This ride has since been shipped to at least 16 countries, mostly as a museum curiosity or transportation alternative, with a total of 300 out there at a cost of US$9,500 a pop. It probably won't see widespread use - who has seven friends these days, really - but it's more art project than transportation of the future, and accomplishes its goal of bringing people together by forcing them to make constant eye contact around a moving conference "Table."
Winter cyclists are pretty hardcore anyhow. KTrak adds another level onto their craziness by rendering the phrase "it's way too snowy to bike" moot. The kit comes as the rear wheel assembly with tracks and front ski you see here, and essentially turns basically any mountain bike into a human-powered snowmobile. Perfect for the Arctic tundra, certain areas of Siberia, and Wisconsin.
9. Daedalus 88
In the 1980s, NASA teamed up with MIT, the National Air and Space Museum, Anheuser-Busch, and United Technologies Corporations to fly a human-powered plane. They totally pulled it off, setting a distance record of 123 miles across four hours in the Mediterranean, flying over both land and water to get from Crete to the island of Santorini.
The Daedalus plane was designed by MIT undergrads and grad students and tested on-campus before moving to NASA's Dryden (now Armstrong) facility. Olympic cyclist Kanellos Kanellopoulos pedaled his way to the record setting flight, which flew between 15 and 30 feet in the air most of the time. The craft weighed 69 lbs. total.
Photo: Nationaal Archief/Spaarnestad Photo/Fotograaf onbekend via Flickr
This is the Cyclomer, and if the buoys aren't a giveaway, it wasn't exactly designed for the road. It was to be an amphibious bike, one as comfortable on land as at sea. Popular Mechanics covered the contraption in 1932, writing, "When lowered the auxiliary rollers serve as stabilizers for water travel. On land the small spheres are raised and the vehicle travels like an ordinary bicycle."
A noble idea, but since a pedal boat was a much better (and drier) way to achieve human-powered transport over water, the Cyclomer seems to have remained merely a curiosity.

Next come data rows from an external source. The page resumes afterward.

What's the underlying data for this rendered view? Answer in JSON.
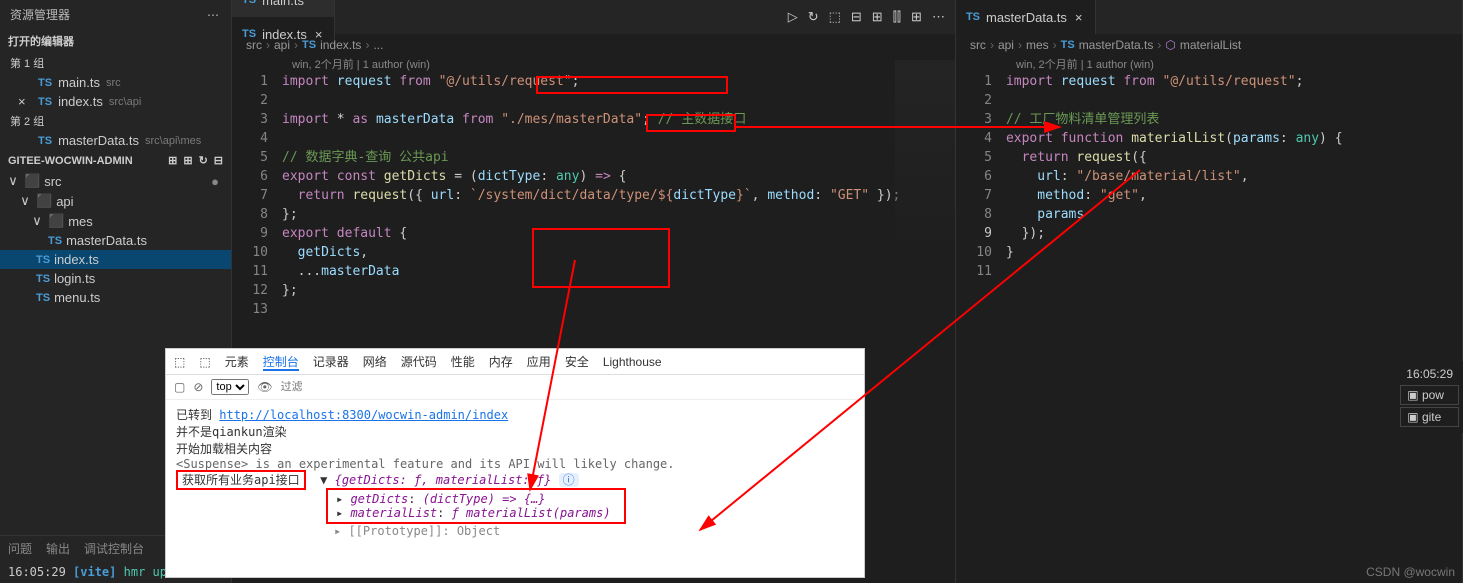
{
  "sidebar": {
    "title": "资源管理器",
    "openEditorsLabel": "打开的编辑器",
    "group1": "第 1 组",
    "group2": "第 2 组",
    "openFiles": [
      {
        "name": "main.ts",
        "path": "src",
        "close": ""
      },
      {
        "name": "index.ts",
        "path": "src\\api",
        "close": "×"
      }
    ],
    "openFiles2": [
      {
        "name": "masterData.ts",
        "path": "src\\api\\mes",
        "close": ""
      }
    ],
    "projectName": "GITEE-WOCWIN-ADMIN",
    "tree": {
      "src": "src",
      "api": "api",
      "mes": "mes",
      "masterData": "masterData.ts",
      "index": "index.ts",
      "login": "login.ts",
      "menu": "menu.ts"
    },
    "bottomTabs": [
      "问题",
      "输出",
      "调试控制台"
    ],
    "terminal": {
      "time": "16:05:29",
      "vite": "[vite]",
      "msg": "hmr up"
    }
  },
  "editor1": {
    "tabs": [
      {
        "name": "main.ts",
        "active": false
      },
      {
        "name": "index.ts",
        "active": true
      }
    ],
    "runIcons": [
      "▷",
      "↻",
      "⬚",
      "⊟",
      "⊞",
      "⫿⫿",
      "⊞",
      "⋯"
    ],
    "crumbs": [
      "src",
      "api",
      "index.ts",
      "..."
    ],
    "codelens": "win, 2个月前 | 1 author (win)",
    "lines": [
      {
        "n": "1",
        "html": "<span class='kw'>import</span> <span class='va'>request</span> <span class='kw'>from</span> <span class='st'>\"@/utils/request\"</span>;"
      },
      {
        "n": "2",
        "html": ""
      },
      {
        "n": "3",
        "html": "<span class='kw'>import</span> <span class='pu'>*</span> <span class='kw'>as</span> <span class='va'>masterData</span> <span class='kw'>from</span> <span class='st'>\"./mes/masterData\"</span>; <span class='cm'>// 主数据接口</span>"
      },
      {
        "n": "4",
        "html": ""
      },
      {
        "n": "5",
        "html": "<span class='cm'>// 数据字典-查询 公共api</span>"
      },
      {
        "n": "6",
        "html": "<span class='kw'>export</span> <span class='kw'>const</span> <span class='fn'>getDicts</span> = (<span class='va'>dictType</span>: <span class='ty'>any</span>) <span class='kw'>=&gt;</span> {"
      },
      {
        "n": "7",
        "html": "  <span class='kw'>return</span> <span class='fn'>request</span>({ <span class='va'>url</span>: <span class='st'>`/system/dict/data/type/${</span><span class='va'>dictType</span><span class='st'>}`</span>, <span class='va'>method</span>: <span class='st'>\"GET\"</span> });"
      },
      {
        "n": "8",
        "html": "};"
      },
      {
        "n": "9",
        "html": "<span class='kw'>export</span> <span class='kw'>default</span> {"
      },
      {
        "n": "10",
        "html": "  <span class='va'>getDicts</span>,"
      },
      {
        "n": "11",
        "html": "  ...<span class='va'>masterData</span>"
      },
      {
        "n": "12",
        "html": "};"
      },
      {
        "n": "13",
        "html": ""
      }
    ]
  },
  "editor2": {
    "tabs": [
      {
        "name": "masterData.ts",
        "active": true
      }
    ],
    "crumbs": [
      "src",
      "api",
      "mes",
      "masterData.ts",
      "materialList"
    ],
    "codelens": "win, 2个月前 | 1 author (win)",
    "lines": [
      {
        "n": "1",
        "html": "<span class='kw'>import</span> <span class='va'>request</span> <span class='kw'>from</span> <span class='st'>\"@/utils/request\"</span>;"
      },
      {
        "n": "2",
        "html": ""
      },
      {
        "n": "3",
        "html": "<span class='cm'>// 工厂物料清单管理列表</span>"
      },
      {
        "n": "4",
        "html": "<span class='kw'>export</span> <span class='kw'>function</span> <span class='fn'>materialList</span>(<span class='va'>params</span>: <span class='ty'>any</span>) {"
      },
      {
        "n": "5",
        "html": "  <span class='kw'>return</span> <span class='fn'>request</span>({"
      },
      {
        "n": "6",
        "html": "    <span class='va'>url</span>: <span class='st'>\"/base/material/list\"</span>,"
      },
      {
        "n": "7",
        "html": "    <span class='va'>method</span>: <span class='st'>\"get\"</span>,"
      },
      {
        "n": "8",
        "html": "    <span class='va'>params</span>"
      },
      {
        "n": "9",
        "html": "  });",
        "hl": true
      },
      {
        "n": "10",
        "html": "}"
      },
      {
        "n": "11",
        "html": ""
      }
    ],
    "rightTime": "16:05:29",
    "rightTerms": [
      "pow",
      "gite"
    ]
  },
  "devtools": {
    "mainTabs": [
      "元素",
      "控制台",
      "记录器",
      "网络",
      "源代码",
      "性能",
      "内存",
      "应用",
      "安全",
      "Lighthouse"
    ],
    "activeTab": "控制台",
    "topSelect": "top",
    "filter": "过滤",
    "navMsg": "已转到",
    "navUrl": "http://localhost:8300/wocwin-admin/index",
    "line2": "并不是qiankun渲染",
    "line3": "开始加载相关内容",
    "line4": "<Suspense> is an experimental feature and its API will likely change.",
    "label": "获取所有业务api接口",
    "objSummary": "{getDicts: ƒ, materialList: ƒ}",
    "prop1": "getDicts",
    "prop1v": "(dictType) => {…}",
    "prop2": "materialList",
    "prop2v": "ƒ materialList(params)",
    "proto": "[[Prototype]]: Object"
  },
  "watermark": "CSDN @wocwin"
}
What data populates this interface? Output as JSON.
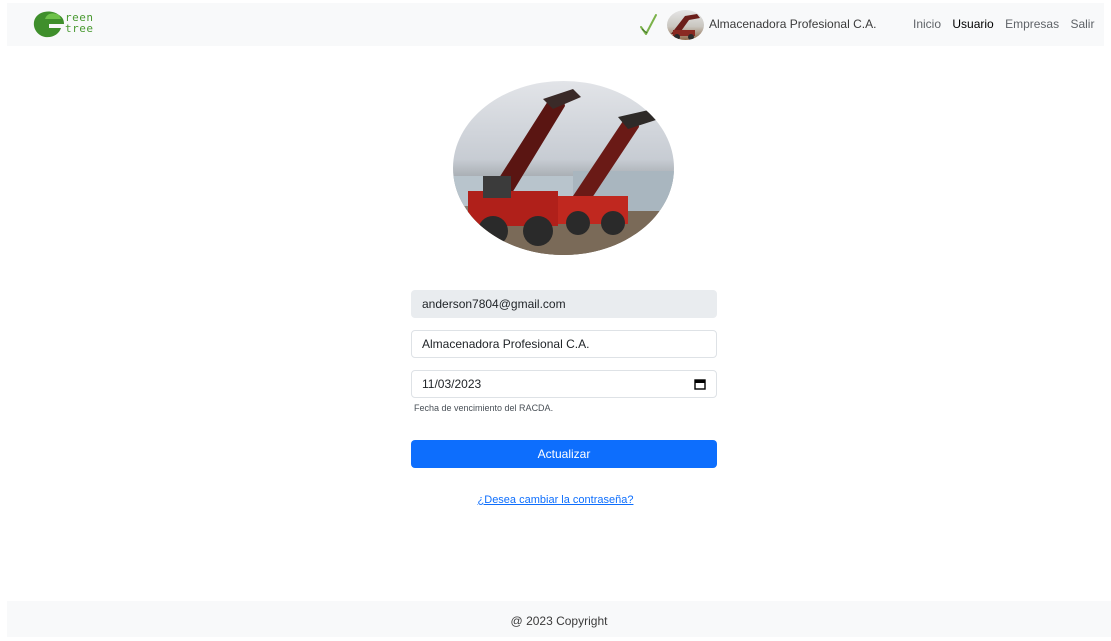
{
  "navbar": {
    "brand": {
      "line1": "reen",
      "line2": "tree"
    },
    "company_name": "Almacenadora Profesional C.A.",
    "links": [
      {
        "label": "Inicio",
        "active": false
      },
      {
        "label": "Usuario",
        "active": true
      },
      {
        "label": "Empresas",
        "active": false
      },
      {
        "label": "Salir",
        "active": false
      }
    ]
  },
  "form": {
    "email": "anderson7804@gmail.com",
    "company": "Almacenadora Profesional C.A.",
    "date": "11/03/2023",
    "date_help": "Fecha de vencimiento del RACDA.",
    "submit_label": "Actualizar",
    "change_password_link": "¿Desea cambiar la contraseña?"
  },
  "footer": {
    "text": "@ 2023 Copyright"
  },
  "colors": {
    "primary": "#0d6efd",
    "brand_green": "#4a9a32",
    "navbar_bg": "#f8f9fa"
  }
}
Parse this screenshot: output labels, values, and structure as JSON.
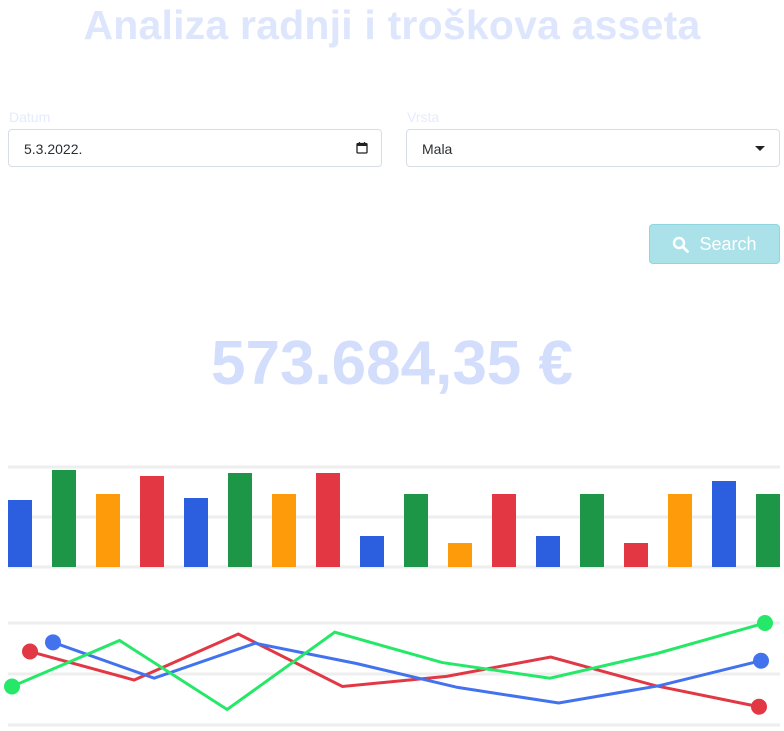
{
  "header": {
    "title": "Analiza radnji i troškova asseta"
  },
  "filters": {
    "date_label": "Datum",
    "date_value": "5.3.2022.",
    "type_label": "Vrsta",
    "type_value": "Mala"
  },
  "actions": {
    "search_label": "Search"
  },
  "summary": {
    "total": "573.684,35 €"
  },
  "colors": {
    "blue": "#2c5fe0",
    "green": "#1d9747",
    "orange": "#fd9b0b",
    "red": "#e33843",
    "line_blue": "#4372ee",
    "line_red": "#e23744",
    "line_green": "#26e868"
  },
  "chart_data": [
    {
      "type": "bar",
      "categories": [
        "",
        "",
        "",
        "",
        "",
        "",
        "",
        "",
        "",
        "",
        "",
        "",
        "",
        "",
        "",
        "",
        "",
        ""
      ],
      "values": [
        67,
        97,
        73,
        91,
        69,
        94,
        73,
        94,
        31,
        73,
        24,
        73,
        31,
        73,
        24,
        73,
        86,
        73
      ],
      "bar_colors": [
        "blue",
        "green",
        "orange",
        "red",
        "blue",
        "green",
        "orange",
        "red",
        "blue",
        "green",
        "orange",
        "red",
        "blue",
        "green",
        "red",
        "orange",
        "blue",
        "green"
      ],
      "ylim": [
        0,
        100
      ],
      "grid": true
    },
    {
      "type": "line",
      "x": [
        0,
        1,
        2,
        3,
        4,
        5,
        6,
        7
      ],
      "ylim": [
        0,
        100
      ],
      "grid": true,
      "series": [
        {
          "color": "line_red",
          "x": [
            0,
            1,
            2,
            3,
            4,
            5,
            6,
            7
          ],
          "values": [
            69,
            38,
            88,
            31,
            42,
            63,
            32,
            9
          ]
        },
        {
          "color": "line_blue",
          "x": [
            0,
            1,
            2,
            3,
            4,
            5,
            6,
            7
          ],
          "values": [
            79,
            40,
            78,
            56,
            30,
            13,
            32,
            59
          ]
        },
        {
          "color": "line_green",
          "x": [
            0,
            1,
            2,
            3,
            4,
            5,
            6,
            7
          ],
          "values": [
            31,
            81,
            6,
            90,
            57,
            40,
            67,
            100
          ]
        }
      ]
    }
  ]
}
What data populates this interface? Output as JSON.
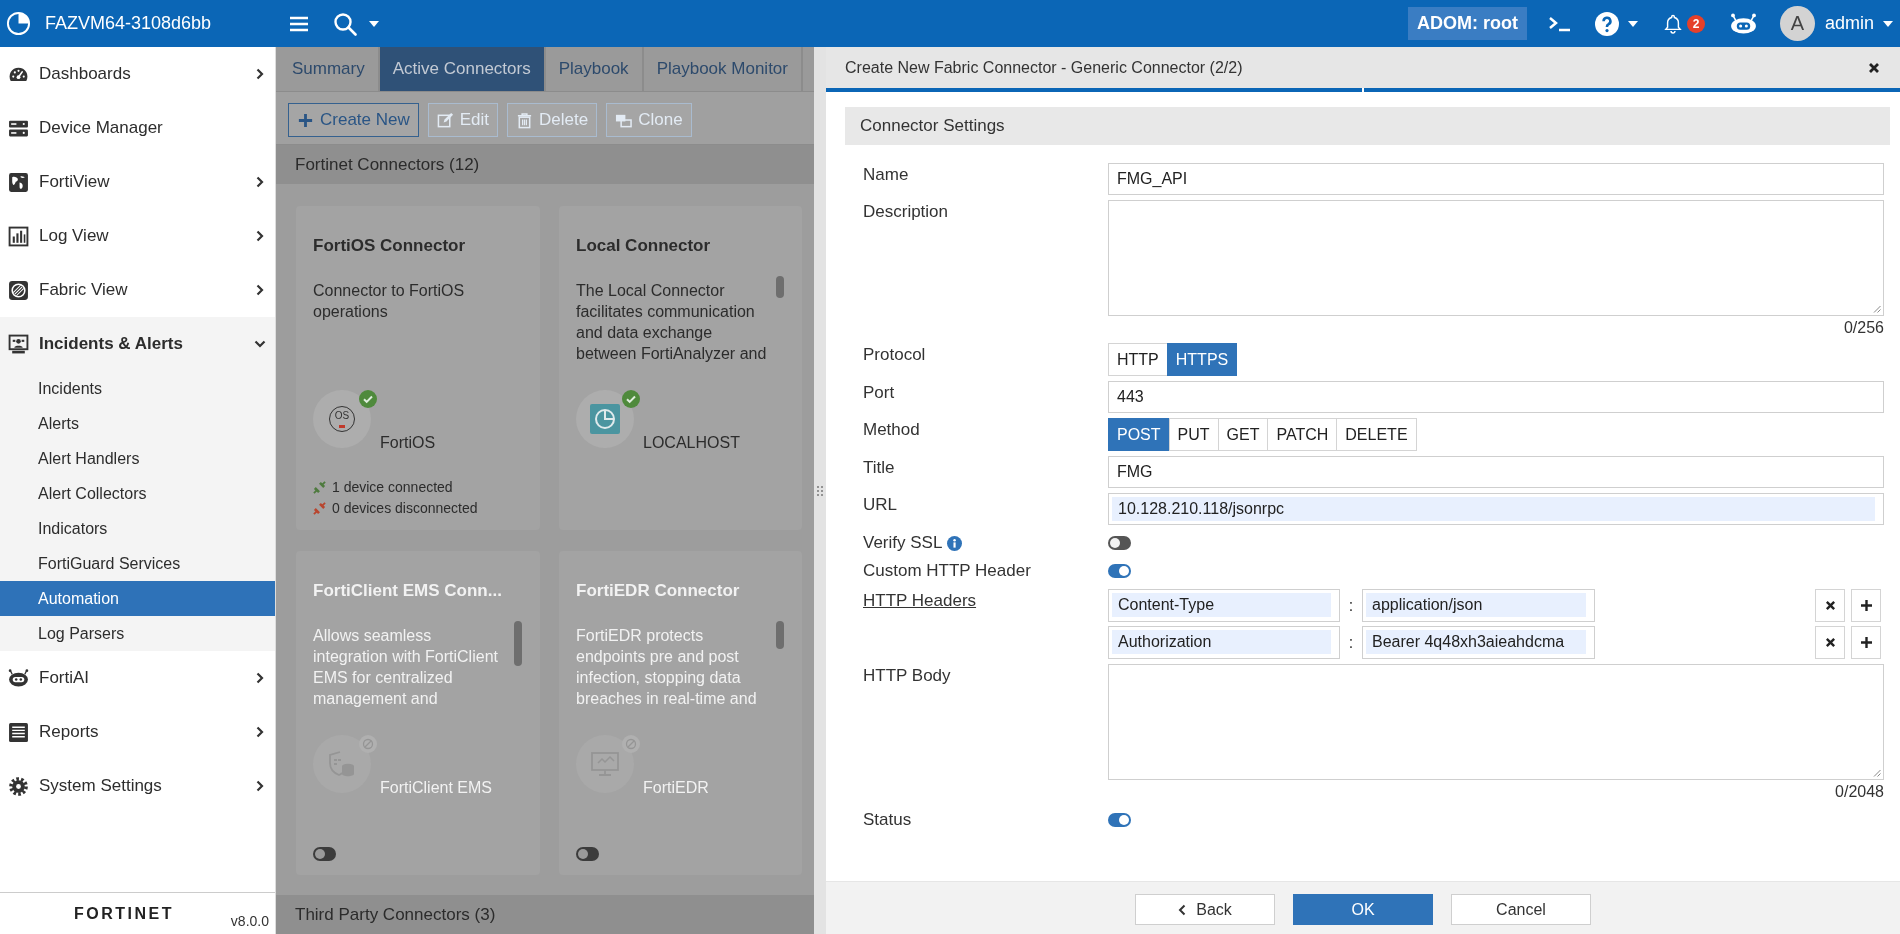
{
  "top_bar": {
    "title": "FAZVM64-3108d6bb",
    "adom": "ADOM: root",
    "notifications": "2",
    "avatar_letter": "A",
    "user": "admin"
  },
  "sidebar": {
    "items": [
      {
        "label": "Dashboards",
        "submenu": true,
        "expanded": false,
        "selected": false
      },
      {
        "label": "Device Manager",
        "submenu": false,
        "expanded": false,
        "selected": false
      },
      {
        "label": "FortiView",
        "submenu": true,
        "expanded": false,
        "selected": false
      },
      {
        "label": "Log View",
        "submenu": true,
        "expanded": false,
        "selected": false
      },
      {
        "label": "Fabric View",
        "submenu": true,
        "expanded": false,
        "selected": false
      },
      {
        "label": "Incidents & Alerts",
        "submenu": true,
        "expanded": true,
        "selected": false,
        "children": [
          {
            "label": "Incidents",
            "selected": false
          },
          {
            "label": "Alerts",
            "selected": false
          },
          {
            "label": "Alert Handlers",
            "selected": false
          },
          {
            "label": "Alert Collectors",
            "selected": false
          },
          {
            "label": "Indicators",
            "selected": false
          },
          {
            "label": "FortiGuard Services",
            "selected": false
          },
          {
            "label": "Automation",
            "selected": true
          },
          {
            "label": "Log Parsers",
            "selected": false
          }
        ]
      },
      {
        "label": "FortiAI",
        "submenu": true,
        "expanded": false,
        "selected": false
      },
      {
        "label": "Reports",
        "submenu": true,
        "expanded": false,
        "selected": false
      },
      {
        "label": "System Settings",
        "submenu": true,
        "expanded": false,
        "selected": false
      }
    ],
    "logo": "FORTINET",
    "version": "v8.0.0"
  },
  "tabs": [
    {
      "label": "Summary",
      "selected": false
    },
    {
      "label": "Active Connectors",
      "selected": true
    },
    {
      "label": "Playbook",
      "selected": false
    },
    {
      "label": "Playbook Monitor",
      "selected": false
    }
  ],
  "toolbar": [
    {
      "label": "Create New",
      "disabled": false
    },
    {
      "label": "Edit",
      "disabled": true
    },
    {
      "label": "Delete",
      "disabled": true
    },
    {
      "label": "Clone",
      "disabled": true
    }
  ],
  "connector_sections": [
    {
      "title": "Fortinet Connectors (12)",
      "cards": [
        {
          "title": "FortiOS Connector",
          "description_lines": [
            "Connector to FortiOS",
            "operations"
          ],
          "active": true,
          "icon_text": "OS",
          "device_label": "FortiOS",
          "stats": [
            {
              "kind": "connected",
              "text": "1 device connected"
            },
            {
              "kind": "disconnected",
              "text": "0 devices disconnected"
            }
          ]
        },
        {
          "title": "Local Connector",
          "description_lines": [
            "The Local Connector",
            "facilitates communication",
            "and data exchange",
            "between FortiAnalyzer and"
          ],
          "active": true,
          "device_label": "LOCALHOST",
          "scrollable": true
        },
        {
          "title": "FortiClient EMS Conn...",
          "description_lines": [
            "Allows seamless",
            "integration with FortiClient",
            "EMS for centralized",
            "management and"
          ],
          "active": false,
          "device_label": "FortiClient EMS",
          "scrollable": true,
          "toggle_on": false
        },
        {
          "title": "FortiEDR Connector",
          "description_lines": [
            "FortiEDR protects",
            "endpoints pre and post",
            "infection, stopping data",
            "breaches in real-time and"
          ],
          "active": false,
          "device_label": "FortiEDR",
          "scrollable": true,
          "toggle_on": false
        }
      ]
    },
    {
      "title": "Third Party Connectors (3)"
    }
  ],
  "panel": {
    "title": "Create New Fabric Connector - Generic Connector (2/2)",
    "steps": [
      {
        "complete": true
      },
      {
        "complete": true
      }
    ],
    "section": "Connector Settings",
    "fields": [
      {
        "kind": "text",
        "label": "Name",
        "value": "FMG_API"
      },
      {
        "kind": "textarea",
        "label": "Description",
        "counter": "0/256"
      },
      {
        "kind": "segmented",
        "label": "Protocol",
        "options": [
          {
            "label": "HTTP",
            "selected": false
          },
          {
            "label": "HTTPS",
            "selected": true
          }
        ]
      },
      {
        "kind": "text",
        "label": "Port",
        "value": "443"
      },
      {
        "kind": "segmented",
        "label": "Method",
        "options": [
          {
            "label": "POST",
            "selected": true
          },
          {
            "label": "PUT",
            "selected": false
          },
          {
            "label": "GET",
            "selected": false
          },
          {
            "label": "PATCH",
            "selected": false
          },
          {
            "label": "DELETE",
            "selected": false
          }
        ]
      },
      {
        "kind": "text",
        "label": "Title",
        "value": "FMG"
      },
      {
        "kind": "text",
        "label": "URL",
        "value": "10.128.210.118/jsonrpc",
        "autofilled": true
      },
      {
        "kind": "toggle",
        "label": "Verify SSL",
        "info": true,
        "on": false
      },
      {
        "kind": "toggle",
        "label": "Custom HTTP Header",
        "on": true
      },
      {
        "kind": "headers",
        "label": "HTTP Headers",
        "rows": [
          {
            "key": "Content-Type",
            "separator": ":",
            "value": "application/json",
            "autofilled": true
          },
          {
            "key": "Authorization",
            "separator": ":",
            "value": "Bearer 4q48xh3aieahdcma",
            "autofilled": true
          }
        ]
      },
      {
        "kind": "textarea",
        "label": "HTTP Body",
        "counter": "0/2048"
      },
      {
        "kind": "toggle",
        "label": "Status",
        "on": true
      }
    ],
    "buttons": [
      {
        "label": "Back",
        "kind": "back"
      },
      {
        "label": "OK",
        "kind": "primary"
      },
      {
        "label": "Cancel",
        "kind": "default"
      }
    ]
  }
}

Top image: The Daedalus Project's Light Eagle human-powered aircraft. Credit: NASA.
[Source: Popular Mechanics. Edited. Top image and some links added.]